Want to keep up to date with the world of automotive news? These are the biggest stories of the past week.
Every week we’ll keep you updated and bring you the ‘water cooler’ information about what’s been happening in the world of cars and driving with the five biggest stories we’ve covered. Here’s what you need to know…
Some respite for motorists now that fuel prices are finally falling
Fuel prices have fallen to the lowest we’ve seen in four weeks, with 91RON venturing below $2.00 for 10 days.
The national capital average is currently at $2.16 per liter of unleaded 95RON – a consistent $0.18 over the lower octane option. Meanwhile, diesel continues to rise higher than the rest. Click here to view the details.
Russia restarts Lada Niva production
After numerous sanctions and shortages, Russia has resumed production of the Lada Niva.

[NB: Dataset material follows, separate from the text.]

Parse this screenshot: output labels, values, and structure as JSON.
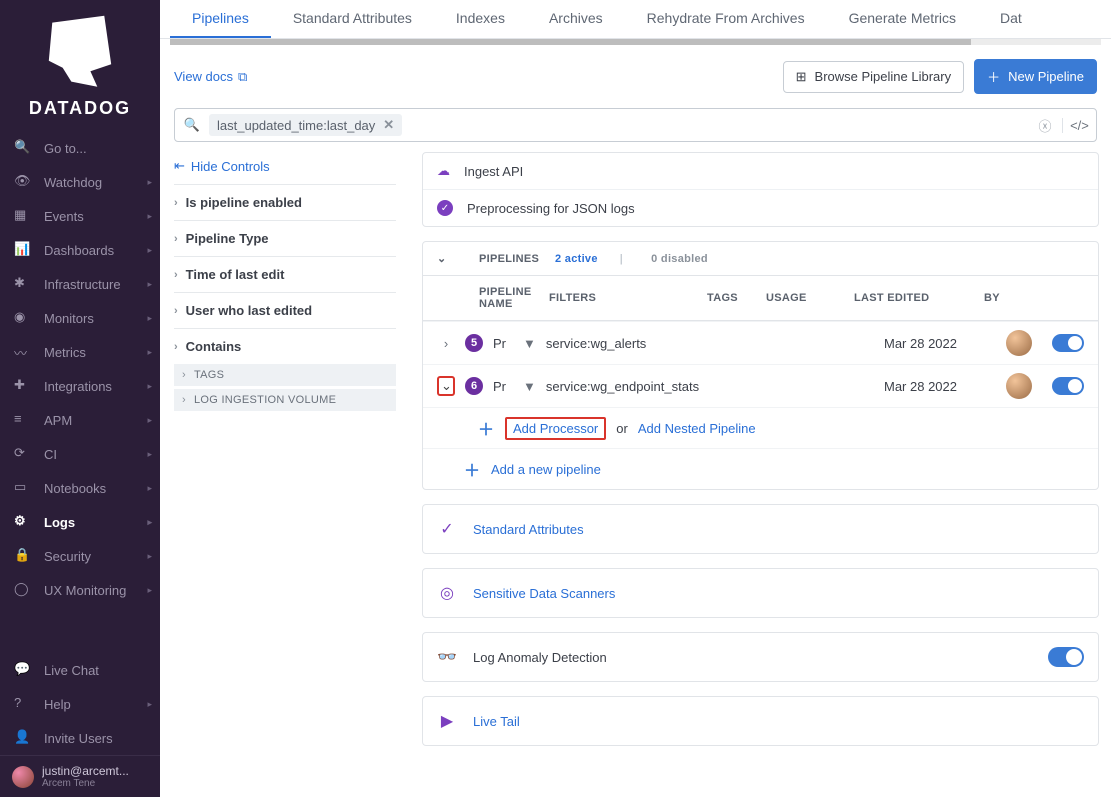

Amid the ongoing crisis in Ukraine, production ground to a halt in March, and lasted until May when the government eased conditions for systems requiring microchips. This meant that cars without special safety features could be sold. View the full story here.
Legal firm examines Isuzu for structural cracks in the bottom and defective diesel filters
Vehicle manufacturer Isuzu may face a class action lawsuit amid reports of structural cracks in the bottom and faulty diesel filters.
There are concerns that approximately 90,000 Isuzu D-Max utes and MU-X four-wheel drive wagons sold between 2017 and 2019 could have these defects. To see the details, click here.
Production Opel Insignia stops
The car that once wore the Holden Commodore decal is discontinued. Opel, formerly a division of US giant General Motors before being sold to the French Peugeot-Citroen group, will end production of its mid-sized car in Europe by the end of 2022.
The confirmation comes less than three months after Opel subsidiary Vauxhall dumped its version of the Insignia in the UK. Read the full story here.
ACT bans petrol and diesel cars from 2035
ACT will enforce a ban on petrol and diesel vehicles from 2035 – the first Australian jurisdiction to set a firm end date for sales of internal combustion engine vehicles.
Based on official details, the target is that by 2030, 80 to 90 percent of new light vehicles sold will be electrically or hydrogen-powered. Owners of petrol or diesel cars are still allowed to drive, buy and/or sell their current car. More details here.
2023 Civic Type R unveiled
Expected in Australia next year, the new Honda Civic Type R features a more powerful 2.0-litre turbo engine, sharper chassis, more understated styling and more technology in the interior. Click here for the full story.